On Good Friday, April 6, 2007, Ryan Joseph Landers was severely injured in a head-on car accident on a two-lane road near Springfield, Ill. The 19-year-old automotive technology student was on his way to work, riding in his pride and joy — a 2000 Honda Civic SI.
First responders struggled to free Ryan from the wreckage for 45 minutes. One fireman climbed inside the mangled car to administer oxygen and calm Ryan. But he never regained consciousness.
Ryan was declared brain-dead on April 7. He had expressed his interest in being an organ and tissue donor to his family, and they complied with his wishes. They found Gift of Hope supportive and compassionate during an agonizing time.
On Easter Sunday 2007, Ryan offered the gift of life as an organ and tissue donor. He was able to donate four organs, and his tissue gifts have benefitted 61 people in 12 states and the Republic of South Korea. Recipients have ranged from a four-month-old boy to an 87-year-old man.
The 39-year-old man from Poplar Grove, Ill., who received Ryan’s right kidney and pancreas had been losing a 26-year battle with diabetes. In a note of thanks, he wrote, “Not a day goes by that I don’t say a prayer for my donor family and the gifts that they shared. Through the doctor’s skilled hands a miracle was performed. After 26 years, I am free once more.”

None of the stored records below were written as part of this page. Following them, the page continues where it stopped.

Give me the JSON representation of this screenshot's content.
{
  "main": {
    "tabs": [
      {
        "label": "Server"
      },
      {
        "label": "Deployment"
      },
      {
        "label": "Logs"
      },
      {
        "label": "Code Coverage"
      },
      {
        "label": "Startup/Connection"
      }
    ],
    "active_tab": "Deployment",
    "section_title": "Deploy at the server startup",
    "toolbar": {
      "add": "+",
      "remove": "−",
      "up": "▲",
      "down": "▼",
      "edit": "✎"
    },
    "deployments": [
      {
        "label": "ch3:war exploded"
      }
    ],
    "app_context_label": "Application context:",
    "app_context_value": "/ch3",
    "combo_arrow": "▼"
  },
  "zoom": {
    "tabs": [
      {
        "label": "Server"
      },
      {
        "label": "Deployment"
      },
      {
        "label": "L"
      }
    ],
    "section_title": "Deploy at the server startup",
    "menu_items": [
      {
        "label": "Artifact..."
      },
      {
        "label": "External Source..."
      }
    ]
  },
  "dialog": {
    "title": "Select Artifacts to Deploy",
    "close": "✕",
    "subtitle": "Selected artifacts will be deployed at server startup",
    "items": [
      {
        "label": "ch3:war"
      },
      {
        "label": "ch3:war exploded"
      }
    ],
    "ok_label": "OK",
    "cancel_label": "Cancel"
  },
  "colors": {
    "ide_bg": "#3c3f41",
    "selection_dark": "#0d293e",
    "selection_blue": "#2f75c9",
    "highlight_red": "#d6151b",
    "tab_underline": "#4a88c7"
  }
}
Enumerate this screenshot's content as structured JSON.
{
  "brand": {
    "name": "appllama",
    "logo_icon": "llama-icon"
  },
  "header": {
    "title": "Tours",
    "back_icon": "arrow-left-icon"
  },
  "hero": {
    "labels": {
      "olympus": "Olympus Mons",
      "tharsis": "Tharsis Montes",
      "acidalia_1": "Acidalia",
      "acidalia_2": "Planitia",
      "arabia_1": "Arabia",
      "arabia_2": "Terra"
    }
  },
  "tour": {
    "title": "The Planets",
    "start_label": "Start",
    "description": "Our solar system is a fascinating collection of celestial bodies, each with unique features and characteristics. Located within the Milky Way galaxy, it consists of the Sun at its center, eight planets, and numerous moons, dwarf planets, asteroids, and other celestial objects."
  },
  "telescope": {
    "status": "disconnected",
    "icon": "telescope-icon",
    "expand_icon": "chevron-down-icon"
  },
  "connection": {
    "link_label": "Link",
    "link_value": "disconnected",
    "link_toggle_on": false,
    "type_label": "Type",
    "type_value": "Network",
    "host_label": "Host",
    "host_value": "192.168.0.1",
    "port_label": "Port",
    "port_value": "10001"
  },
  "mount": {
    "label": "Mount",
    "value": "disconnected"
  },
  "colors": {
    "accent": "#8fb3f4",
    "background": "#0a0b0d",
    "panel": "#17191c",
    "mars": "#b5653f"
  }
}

To honor Ryan, his parents, Pat and Jay, established the Ryan J. Landers Memorial Scholarship in Automotive Technology at Lincoln Land Community College in Springfield. Since establishing the scholarship in spring 2009, six people have received academic awards. Pat and Jay have met most of the recipients, and Ryan’s story is always shared with them. And in their dedicated work as Advocates for Hope volunteers for Gift of Hope, they share Ryan’s story as often as they can to underscore the importance of being a registered donor and how that selfless decision can help others.

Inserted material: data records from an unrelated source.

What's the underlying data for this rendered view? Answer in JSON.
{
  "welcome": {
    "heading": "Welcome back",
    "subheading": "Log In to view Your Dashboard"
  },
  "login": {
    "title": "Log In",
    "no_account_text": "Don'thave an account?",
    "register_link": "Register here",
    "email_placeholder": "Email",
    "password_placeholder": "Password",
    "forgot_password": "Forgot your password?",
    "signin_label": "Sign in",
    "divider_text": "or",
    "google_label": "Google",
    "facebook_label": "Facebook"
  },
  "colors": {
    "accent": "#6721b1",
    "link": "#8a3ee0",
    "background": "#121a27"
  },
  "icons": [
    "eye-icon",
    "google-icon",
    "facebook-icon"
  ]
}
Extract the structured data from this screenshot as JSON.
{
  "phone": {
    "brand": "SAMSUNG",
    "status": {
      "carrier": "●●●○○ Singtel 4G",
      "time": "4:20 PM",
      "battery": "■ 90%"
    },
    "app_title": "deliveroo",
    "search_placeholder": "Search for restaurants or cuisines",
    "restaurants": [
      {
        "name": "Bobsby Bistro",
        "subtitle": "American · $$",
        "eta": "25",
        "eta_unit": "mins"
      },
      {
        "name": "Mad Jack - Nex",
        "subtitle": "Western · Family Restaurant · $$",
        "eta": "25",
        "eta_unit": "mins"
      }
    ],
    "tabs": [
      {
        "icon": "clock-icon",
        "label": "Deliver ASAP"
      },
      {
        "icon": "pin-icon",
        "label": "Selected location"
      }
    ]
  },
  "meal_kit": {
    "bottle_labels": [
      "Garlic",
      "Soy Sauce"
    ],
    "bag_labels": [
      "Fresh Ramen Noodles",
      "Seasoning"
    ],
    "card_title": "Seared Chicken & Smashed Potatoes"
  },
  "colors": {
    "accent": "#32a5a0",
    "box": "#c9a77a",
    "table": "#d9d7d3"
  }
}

Ryan’s friends remembered him as having a constant smile and being able to brighten their days. He excelled in art and enjoyed working with kids. He loved skateboarding, guitars and working on cars.

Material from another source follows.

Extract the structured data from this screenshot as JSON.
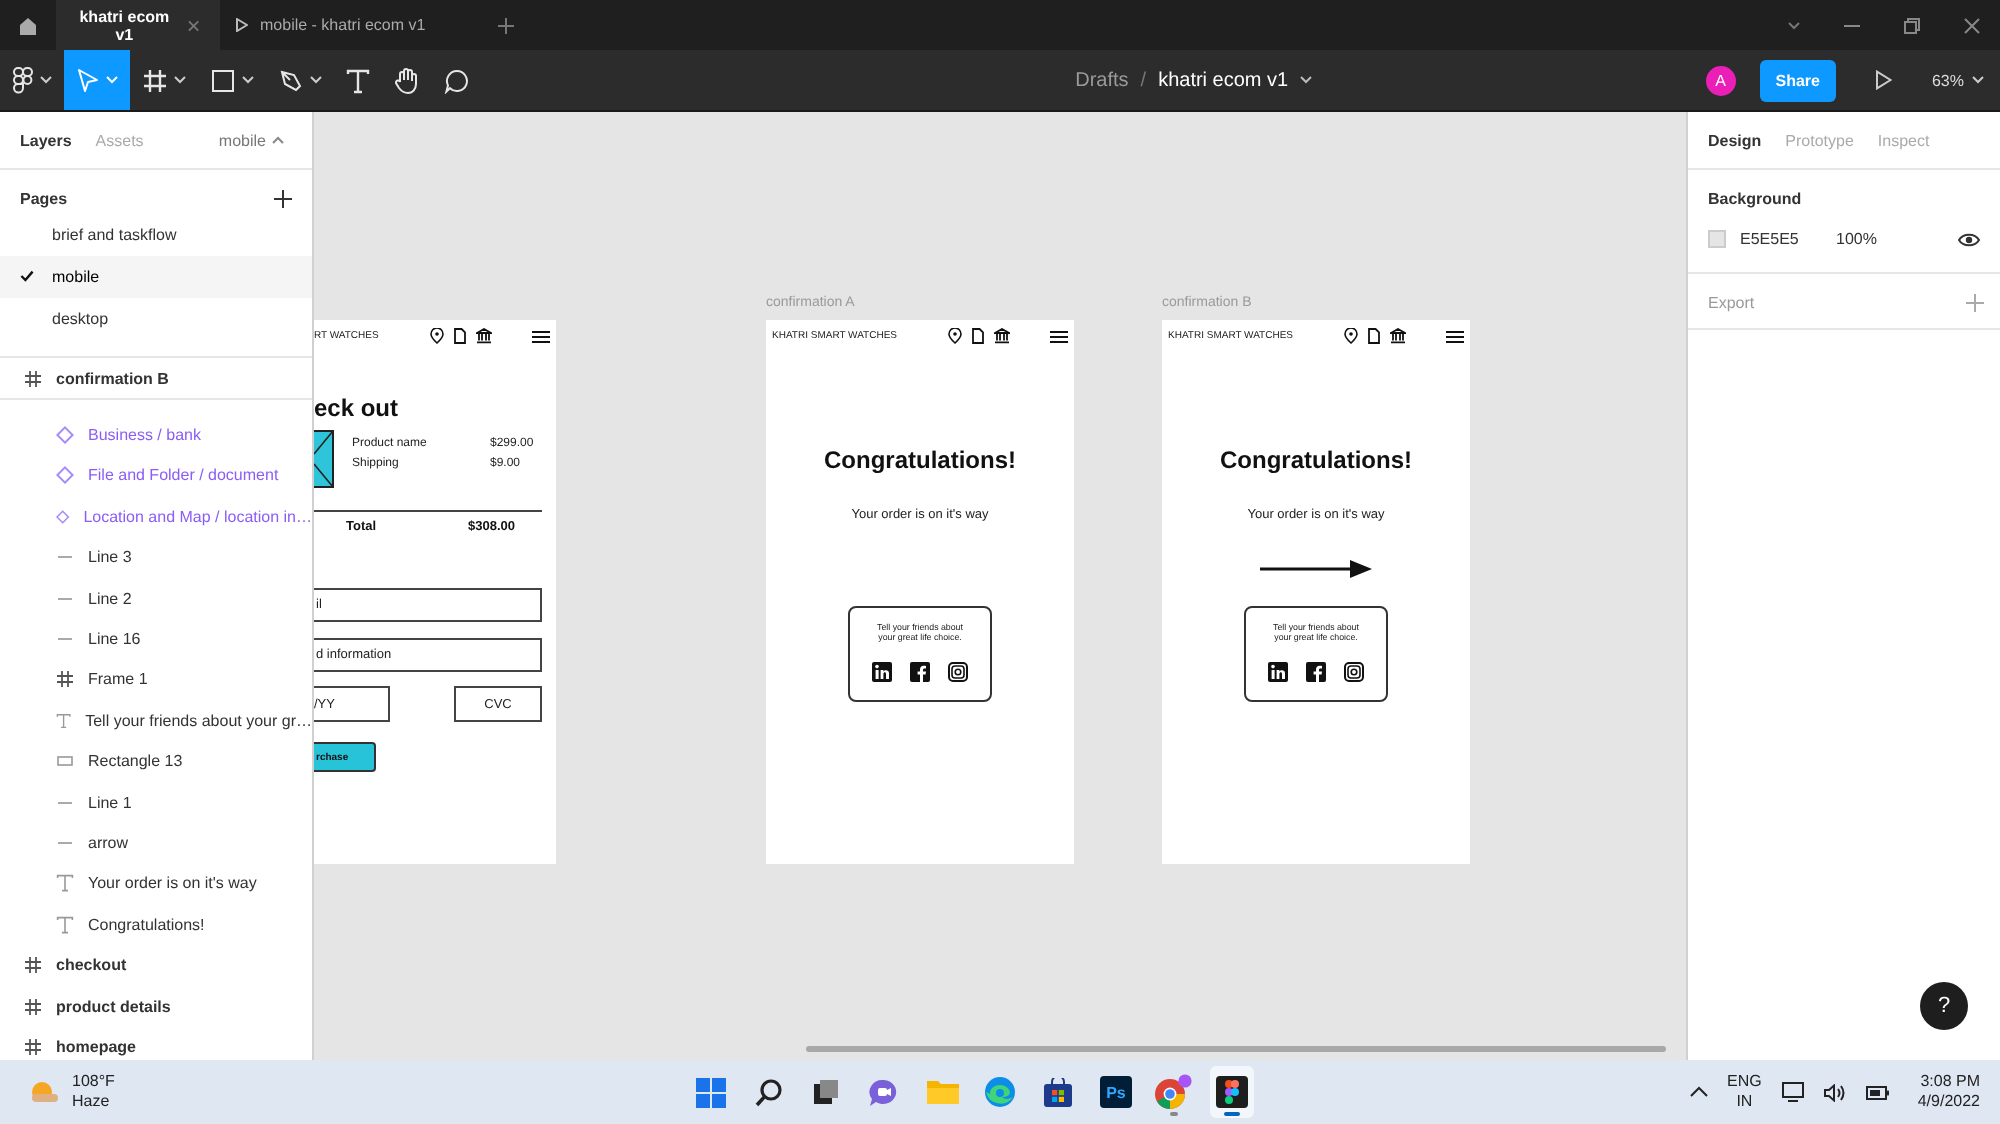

With Ryan’s sister, Kelly, and his brother, Chris, Pat and Jay have volunteered at many public education and special events to promote organ and tissue donation. The couple also co-chairs the Springfield Life Goes On committee and speaks on behalf of Gift of Hope.
The Landers Family never expected to be on this journey. “We wish we’d never met you,” is what they often say to other donor families when they get together. But amid the long shadow cast by the tremendous loss of a loved one, Ryan’s light shines brightly created by the legacy he left as of organ and tissue donor.